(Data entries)
= = =
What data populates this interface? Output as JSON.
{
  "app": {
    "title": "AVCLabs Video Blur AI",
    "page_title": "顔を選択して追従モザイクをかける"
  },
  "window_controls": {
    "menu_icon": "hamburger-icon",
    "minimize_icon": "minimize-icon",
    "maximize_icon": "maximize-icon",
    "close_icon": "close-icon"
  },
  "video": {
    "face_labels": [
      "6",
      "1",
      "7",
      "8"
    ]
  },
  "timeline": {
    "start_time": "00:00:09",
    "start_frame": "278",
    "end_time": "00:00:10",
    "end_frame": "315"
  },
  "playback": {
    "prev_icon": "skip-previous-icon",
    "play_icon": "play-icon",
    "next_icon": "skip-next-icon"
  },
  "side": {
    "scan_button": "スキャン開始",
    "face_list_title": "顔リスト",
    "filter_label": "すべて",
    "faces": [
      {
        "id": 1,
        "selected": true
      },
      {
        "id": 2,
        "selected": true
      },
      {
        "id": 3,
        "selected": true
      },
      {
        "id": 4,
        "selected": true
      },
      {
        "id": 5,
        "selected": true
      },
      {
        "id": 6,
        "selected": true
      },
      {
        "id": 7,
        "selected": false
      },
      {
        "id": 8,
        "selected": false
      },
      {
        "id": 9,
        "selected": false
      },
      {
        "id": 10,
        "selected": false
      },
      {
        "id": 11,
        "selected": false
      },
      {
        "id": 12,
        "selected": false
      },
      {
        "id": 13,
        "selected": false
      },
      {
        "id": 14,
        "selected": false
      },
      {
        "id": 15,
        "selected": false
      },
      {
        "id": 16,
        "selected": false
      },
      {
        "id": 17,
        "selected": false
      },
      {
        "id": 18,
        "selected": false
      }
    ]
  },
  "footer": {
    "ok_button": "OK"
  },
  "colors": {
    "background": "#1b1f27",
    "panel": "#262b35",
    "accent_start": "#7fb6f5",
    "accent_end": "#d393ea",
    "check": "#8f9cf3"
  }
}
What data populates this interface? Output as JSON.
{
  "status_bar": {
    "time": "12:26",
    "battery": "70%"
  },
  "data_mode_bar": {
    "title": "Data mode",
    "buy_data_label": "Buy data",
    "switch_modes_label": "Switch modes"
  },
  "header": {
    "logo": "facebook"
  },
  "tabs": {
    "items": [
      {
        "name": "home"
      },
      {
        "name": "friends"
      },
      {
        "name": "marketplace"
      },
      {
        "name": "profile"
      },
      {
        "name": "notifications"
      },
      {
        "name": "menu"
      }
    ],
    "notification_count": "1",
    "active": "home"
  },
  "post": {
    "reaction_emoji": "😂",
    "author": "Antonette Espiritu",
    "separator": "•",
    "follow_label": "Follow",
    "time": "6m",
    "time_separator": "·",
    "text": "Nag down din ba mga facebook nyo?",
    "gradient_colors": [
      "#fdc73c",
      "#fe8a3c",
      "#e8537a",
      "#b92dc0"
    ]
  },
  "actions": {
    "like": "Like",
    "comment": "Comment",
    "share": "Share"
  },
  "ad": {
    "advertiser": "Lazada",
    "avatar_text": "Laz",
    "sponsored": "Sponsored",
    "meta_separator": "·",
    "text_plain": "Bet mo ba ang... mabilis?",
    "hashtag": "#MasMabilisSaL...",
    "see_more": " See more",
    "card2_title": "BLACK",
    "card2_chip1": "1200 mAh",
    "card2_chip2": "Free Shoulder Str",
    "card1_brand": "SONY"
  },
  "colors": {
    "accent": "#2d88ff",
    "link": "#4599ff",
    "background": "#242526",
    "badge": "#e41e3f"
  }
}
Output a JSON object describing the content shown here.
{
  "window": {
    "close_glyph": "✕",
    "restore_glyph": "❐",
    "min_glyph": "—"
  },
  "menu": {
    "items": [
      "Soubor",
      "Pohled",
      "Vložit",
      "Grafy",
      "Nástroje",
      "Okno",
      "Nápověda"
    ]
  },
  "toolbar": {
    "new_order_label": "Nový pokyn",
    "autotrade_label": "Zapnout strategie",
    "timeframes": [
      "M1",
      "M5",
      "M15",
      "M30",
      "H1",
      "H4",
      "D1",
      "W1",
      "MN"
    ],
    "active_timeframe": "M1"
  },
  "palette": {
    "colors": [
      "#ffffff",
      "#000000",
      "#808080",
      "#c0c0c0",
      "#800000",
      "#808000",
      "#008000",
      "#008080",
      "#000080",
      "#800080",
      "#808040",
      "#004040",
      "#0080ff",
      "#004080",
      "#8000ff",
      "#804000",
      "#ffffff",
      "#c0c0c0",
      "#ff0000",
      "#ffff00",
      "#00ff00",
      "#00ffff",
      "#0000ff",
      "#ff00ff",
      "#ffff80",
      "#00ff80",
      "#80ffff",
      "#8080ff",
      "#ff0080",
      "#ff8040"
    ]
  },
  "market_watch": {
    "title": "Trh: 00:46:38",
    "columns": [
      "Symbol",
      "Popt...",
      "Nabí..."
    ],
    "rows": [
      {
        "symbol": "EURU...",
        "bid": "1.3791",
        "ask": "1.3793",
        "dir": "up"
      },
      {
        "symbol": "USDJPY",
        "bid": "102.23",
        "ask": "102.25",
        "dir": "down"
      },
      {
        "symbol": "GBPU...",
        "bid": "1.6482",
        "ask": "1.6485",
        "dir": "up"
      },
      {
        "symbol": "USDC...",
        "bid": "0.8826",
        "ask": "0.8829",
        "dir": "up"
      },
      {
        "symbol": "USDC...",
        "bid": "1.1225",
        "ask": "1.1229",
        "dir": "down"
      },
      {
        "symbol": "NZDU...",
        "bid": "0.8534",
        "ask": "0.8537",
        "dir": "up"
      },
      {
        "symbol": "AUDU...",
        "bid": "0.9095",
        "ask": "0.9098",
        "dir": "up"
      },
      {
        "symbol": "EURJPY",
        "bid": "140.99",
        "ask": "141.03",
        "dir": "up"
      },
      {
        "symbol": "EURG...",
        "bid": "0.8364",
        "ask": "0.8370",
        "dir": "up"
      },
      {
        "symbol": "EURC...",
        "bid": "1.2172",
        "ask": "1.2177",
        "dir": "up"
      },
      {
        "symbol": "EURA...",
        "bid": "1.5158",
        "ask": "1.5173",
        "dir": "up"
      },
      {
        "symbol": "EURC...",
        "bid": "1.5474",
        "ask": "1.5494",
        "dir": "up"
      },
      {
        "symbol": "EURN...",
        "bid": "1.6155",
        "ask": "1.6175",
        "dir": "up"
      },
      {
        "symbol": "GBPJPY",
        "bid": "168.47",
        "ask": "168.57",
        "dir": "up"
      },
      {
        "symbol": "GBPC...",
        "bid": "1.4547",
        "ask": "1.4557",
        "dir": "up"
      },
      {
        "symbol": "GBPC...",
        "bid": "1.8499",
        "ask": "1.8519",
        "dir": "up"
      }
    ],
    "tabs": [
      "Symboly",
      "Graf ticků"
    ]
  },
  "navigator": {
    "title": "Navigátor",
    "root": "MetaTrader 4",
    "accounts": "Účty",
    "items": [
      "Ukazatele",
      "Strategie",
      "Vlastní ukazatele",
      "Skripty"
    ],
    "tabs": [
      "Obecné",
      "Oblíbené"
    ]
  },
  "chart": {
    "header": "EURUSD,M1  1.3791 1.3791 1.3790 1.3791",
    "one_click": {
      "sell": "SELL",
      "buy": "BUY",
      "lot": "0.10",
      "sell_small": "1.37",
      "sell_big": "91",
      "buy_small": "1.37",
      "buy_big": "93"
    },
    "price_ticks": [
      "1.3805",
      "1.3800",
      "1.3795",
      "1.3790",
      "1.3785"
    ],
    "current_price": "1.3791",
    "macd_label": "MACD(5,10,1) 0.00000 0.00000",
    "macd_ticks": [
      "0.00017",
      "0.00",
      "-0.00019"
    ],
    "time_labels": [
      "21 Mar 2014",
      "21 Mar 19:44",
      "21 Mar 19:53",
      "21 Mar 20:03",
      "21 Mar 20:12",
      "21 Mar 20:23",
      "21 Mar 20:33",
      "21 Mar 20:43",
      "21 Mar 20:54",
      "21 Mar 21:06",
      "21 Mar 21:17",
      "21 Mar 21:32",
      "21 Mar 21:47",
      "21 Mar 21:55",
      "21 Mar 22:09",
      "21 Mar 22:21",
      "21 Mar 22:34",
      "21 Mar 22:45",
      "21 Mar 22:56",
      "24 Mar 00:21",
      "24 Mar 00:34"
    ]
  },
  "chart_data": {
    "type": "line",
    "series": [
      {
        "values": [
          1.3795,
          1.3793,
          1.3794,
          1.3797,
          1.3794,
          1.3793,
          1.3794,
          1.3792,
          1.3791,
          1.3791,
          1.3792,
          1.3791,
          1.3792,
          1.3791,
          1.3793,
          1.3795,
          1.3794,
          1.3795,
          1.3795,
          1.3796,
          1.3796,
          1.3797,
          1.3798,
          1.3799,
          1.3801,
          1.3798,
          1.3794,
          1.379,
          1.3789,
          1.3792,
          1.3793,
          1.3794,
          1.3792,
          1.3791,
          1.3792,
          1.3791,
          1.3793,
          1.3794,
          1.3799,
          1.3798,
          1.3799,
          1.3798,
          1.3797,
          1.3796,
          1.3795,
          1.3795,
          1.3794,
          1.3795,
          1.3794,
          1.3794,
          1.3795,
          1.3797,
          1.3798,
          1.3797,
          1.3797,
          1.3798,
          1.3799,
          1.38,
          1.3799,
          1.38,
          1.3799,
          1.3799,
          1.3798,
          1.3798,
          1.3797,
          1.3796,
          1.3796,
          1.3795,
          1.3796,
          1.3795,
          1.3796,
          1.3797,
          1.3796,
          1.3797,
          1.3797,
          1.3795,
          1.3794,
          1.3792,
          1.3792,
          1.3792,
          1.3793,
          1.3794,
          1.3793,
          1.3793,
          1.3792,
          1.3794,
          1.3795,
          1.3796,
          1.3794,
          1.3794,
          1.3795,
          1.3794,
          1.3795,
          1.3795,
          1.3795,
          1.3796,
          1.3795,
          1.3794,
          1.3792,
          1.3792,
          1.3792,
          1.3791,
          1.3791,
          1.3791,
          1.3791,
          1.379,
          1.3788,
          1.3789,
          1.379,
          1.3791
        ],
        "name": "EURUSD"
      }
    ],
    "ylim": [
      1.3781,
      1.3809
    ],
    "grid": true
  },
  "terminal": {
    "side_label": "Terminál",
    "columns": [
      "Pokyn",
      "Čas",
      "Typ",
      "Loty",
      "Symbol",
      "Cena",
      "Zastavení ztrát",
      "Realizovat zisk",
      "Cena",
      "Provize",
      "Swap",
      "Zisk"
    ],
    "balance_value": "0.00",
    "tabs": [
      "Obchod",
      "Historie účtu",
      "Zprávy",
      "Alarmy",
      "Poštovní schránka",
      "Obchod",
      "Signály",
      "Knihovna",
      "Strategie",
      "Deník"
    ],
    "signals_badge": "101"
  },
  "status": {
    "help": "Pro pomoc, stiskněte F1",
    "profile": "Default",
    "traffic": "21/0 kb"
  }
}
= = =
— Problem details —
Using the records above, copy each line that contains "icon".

— Response box —
    "menu_icon": "hamburger-icon",
    "minimize_icon": "minimize-icon",
    "maximize_icon": "maximize-icon",
    "close_icon": "close-icon"
    "prev_icon": "skip-previous-icon",
    "play_icon": "play-icon",
    "next_icon": "skip-next-icon"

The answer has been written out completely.